Here's what looks to be some leaked shots of the Motorola Droid 3. So what's in store for Moto's next version of its flagship Android phone?
So, you just bought a Droid 2 and signed a 2-year contract, did you? I bet you really don't want to see the phone that will imminently make your new phone feel old, do you? Well, sorry.
Motorola's taking direct aim at Apple in their big ad for the Super Bowl, which they've put online early for your perusal.

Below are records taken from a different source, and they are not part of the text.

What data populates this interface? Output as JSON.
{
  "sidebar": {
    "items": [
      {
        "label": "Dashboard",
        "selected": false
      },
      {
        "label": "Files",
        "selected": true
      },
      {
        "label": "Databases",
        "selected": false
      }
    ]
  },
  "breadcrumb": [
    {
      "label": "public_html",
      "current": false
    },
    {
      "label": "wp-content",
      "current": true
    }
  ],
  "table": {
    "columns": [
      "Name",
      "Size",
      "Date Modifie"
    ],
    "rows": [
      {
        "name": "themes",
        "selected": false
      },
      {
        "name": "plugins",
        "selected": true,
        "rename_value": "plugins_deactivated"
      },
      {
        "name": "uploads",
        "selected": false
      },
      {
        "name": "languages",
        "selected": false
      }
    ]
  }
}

Motorola's long anticipated unveiling of the first Android 3.0 Honeycomb tablet, now dubbed the Xoom, along with the introduction of its first 4G dual core 1 GHz + 1 GHz processor phone, the Atrix 4G, might have been trumped by an unexpected and unique accessory: a keyboard/12.1-inch screen/battery dock. By snapping in the Atrix into the rear of the otherwise dumb "dock," you get a 2 GHz 4G-connected notebook PC running Android.

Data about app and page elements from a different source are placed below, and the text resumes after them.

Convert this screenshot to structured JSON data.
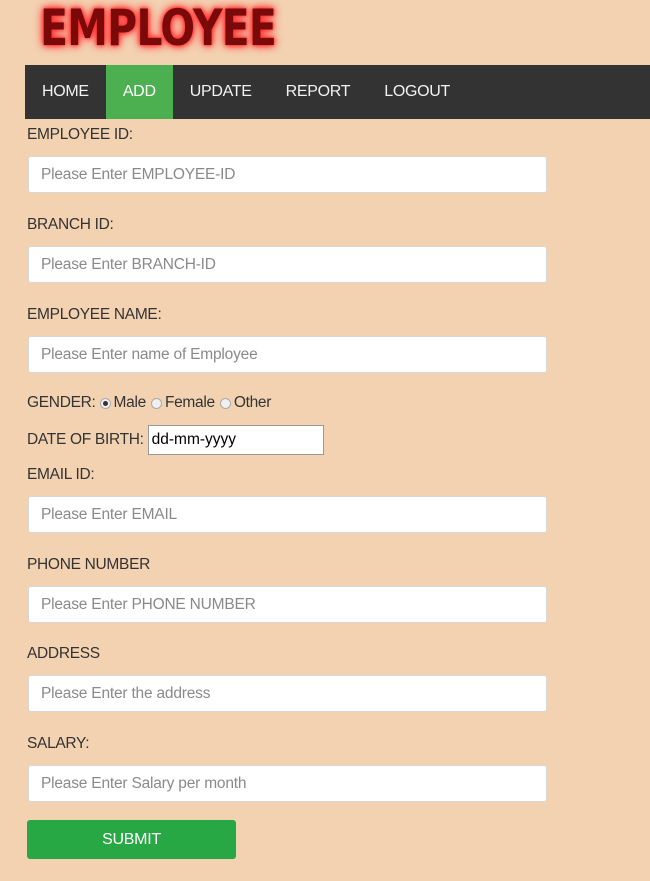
{
  "header": {
    "logo_text": "EMPLOYEE"
  },
  "nav": {
    "items": [
      {
        "label": "HOME"
      },
      {
        "label": "ADD",
        "active": true
      },
      {
        "label": "UPDATE"
      },
      {
        "label": "REPORT"
      },
      {
        "label": "LOGOUT"
      }
    ]
  },
  "form": {
    "employee_id": {
      "label": "EMPLOYEE ID:",
      "placeholder": "Please Enter EMPLOYEE-ID"
    },
    "branch_id": {
      "label": "BRANCH ID:",
      "placeholder": "Please Enter BRANCH-ID"
    },
    "employee_name": {
      "label": "EMPLOYEE NAME:",
      "placeholder": "Please Enter name of Employee"
    },
    "gender": {
      "label": "GENDER:",
      "options": [
        "Male",
        "Female",
        "Other"
      ],
      "selected": "Male"
    },
    "dob": {
      "label": "DATE OF BIRTH:",
      "value": "dd-mm-yyyy"
    },
    "email": {
      "label": "EMAIL ID:",
      "placeholder": "Please Enter EMAIL"
    },
    "phone": {
      "label": "PHONE NUMBER",
      "placeholder": "Please Enter PHONE NUMBER"
    },
    "address": {
      "label": "ADDRESS",
      "placeholder": "Please Enter the address"
    },
    "salary": {
      "label": "SALARY:",
      "placeholder": "Please Enter Salary per month"
    },
    "submit_label": "SUBMIT"
  },
  "colors": {
    "background": "#f3d2b2",
    "navbar": "#333333",
    "nav_active": "#4caf50",
    "submit": "#28a745",
    "logo": "#7a0a0a"
  }
}
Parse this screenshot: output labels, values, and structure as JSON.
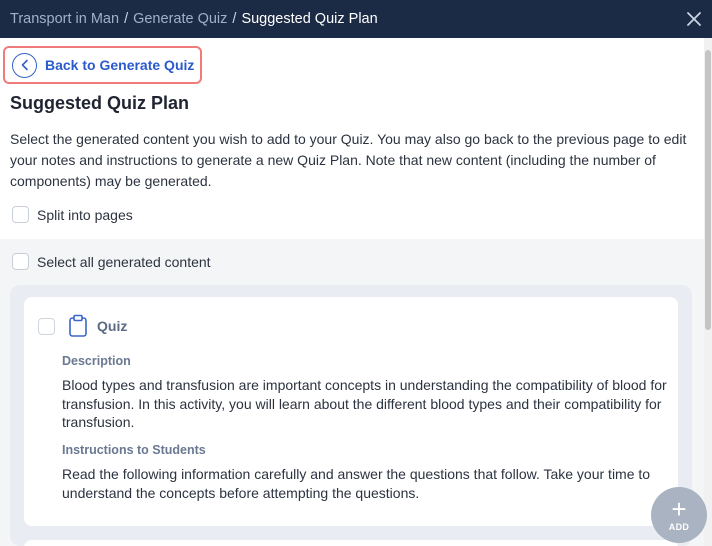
{
  "breadcrumb": {
    "items": [
      "Transport in Man",
      "Generate Quiz"
    ],
    "current": "Suggested Quiz Plan",
    "separator": "/"
  },
  "back_button": {
    "label": "Back to Generate Quiz"
  },
  "page_title": "Suggested Quiz Plan",
  "intro_text": "Select the generated content you wish to add to your Quiz. You may also go back to the previous page to edit your notes and instructions to generate a new Quiz Plan. Note that new content (including the number of components) may be generated.",
  "options": {
    "split_pages": {
      "label": "Split into pages",
      "checked": false
    },
    "select_all": {
      "label": "Select all generated content",
      "checked": false
    }
  },
  "quiz_card": {
    "type_label": "Quiz",
    "description_label": "Description",
    "description_text": "Blood types and transfusion are important concepts in understanding the compatibility of blood for transfusion. In this activity, you will learn about the different blood types and their compatibility for transfusion.",
    "instructions_label": "Instructions to Students",
    "instructions_text": "Read the following information carefully and answer the questions that follow. Take your time to understand the concepts before attempting the questions."
  },
  "fab": {
    "label": "ADD",
    "symbol": "+"
  },
  "icons": {
    "close": "close-icon",
    "back": "chevron-left-icon",
    "quiz": "clipboard-icon"
  },
  "colors": {
    "topbar": "#1c2b45",
    "accent": "#2b5bcb",
    "highlight_border": "#f07b7b",
    "fab": "#a9b3c1"
  }
}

If you're looking for a phone that can double as a laptop in a pinch, the Motorola Atrix might be that phone. Just unveiled today at CES, the Atrix is a dual-core Android phone that can dock into a laptop.
Oh it's on. Motorola just pumped its fists in the air and challenged the two most popular tablets available this year to a fight. Put on your headphones, and crank up the volume, because this teaser is semi-epic.
Why should you be interested in this tablet as opposed to say, all the other tablets that are slowly flooding the market? Because this tablet isn't any regular tablet — it's the first real tablet that will take full advantage of Android 3.0 Honeycomb, the next revision of Google's mobile OS.
All eyes may have been on the Google Nexus S and Android 2.3 Gingerbread announcement yesterday, but that didn't stop Motorola from busting out a prototype tablet running the next version of Android — 3.0 a.k.a. Honeycomb.
This is supposedly a leaked image of Motorla's upcoming Olympus, a Tegra 2 phone that will run Android. In other words, it's the next big, honkin' powerhouse phone.
Motorola, energized by the success of its Droid smartphones, is taking on some big fish. The company's just-announced Droid Pro is clearly targeting RIM's BlackBerry phones and their vast business user base, and Moto thinks it has the key ingredient to do it: security.